By a vote of 300 to 131, the House of Representatives passed legislation late Wednesday to repeal Country of Origin Labeling (COOL) for beef, pork and chicken.
“I am thankful for the support of my colleagues today in passing this common-sense, bipartisan bill that is a necessary targeted response to avoid retaliation from Canada and Mexico,” said House Agriculture Committee Chairman Mike Conaway (R-TX) who introduced the bill.
While the vote was bi-partisan, the bill pitted the House Agriculture Committee chairman against ranking member Collin Peterson (D-MN) who is an ardent supporter of COOL. “This is a rush to judgement that’s not necessary because this retaliation process is going to take a while,” said Peterson during the floor debate on the bill. “My biggest problem is that this bill is premature.”Reps. Conaway and Peterson floor comments
National Cattlemen’s Beef Association President Philip Ellis of Wyoming hopes the action by the House sends a clear signal that COOL is a failed program. “COOL has been without benefit to the U.S. cattle industry and producers like myself,” said Ellis. “And now with retaliation eminent from our largest trading partners, it is time this legislation is repealed. There is no other fix that can be put in place to bring value to this program or satisfy our trading partners.”
COOL repeal faces uncertainty in the Senate but Agriculture Committee Chairman Pat Roberts (R-KS) says he will do what he can to take action before any retaliatory steps are taken. “I am continuing to take suggestions from my colleagues in the Senate for alternatives that meet our trade obligations,” said Roberts. “However, almost a month has passed since the WTO ruling was announced, and repeal remains the surest way to protect the American economy from retaliatory tariffs.”

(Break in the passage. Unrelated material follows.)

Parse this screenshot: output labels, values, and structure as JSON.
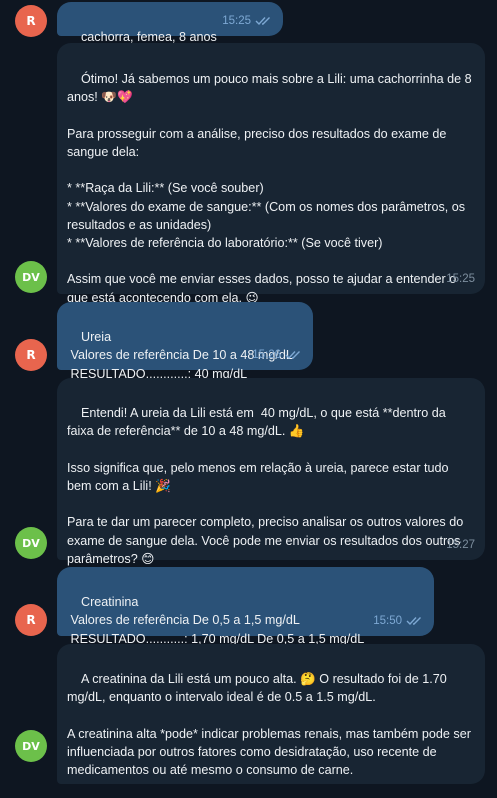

“We can sit here and let this happen. Or we can move. Let’s get a move on,” Roberts added.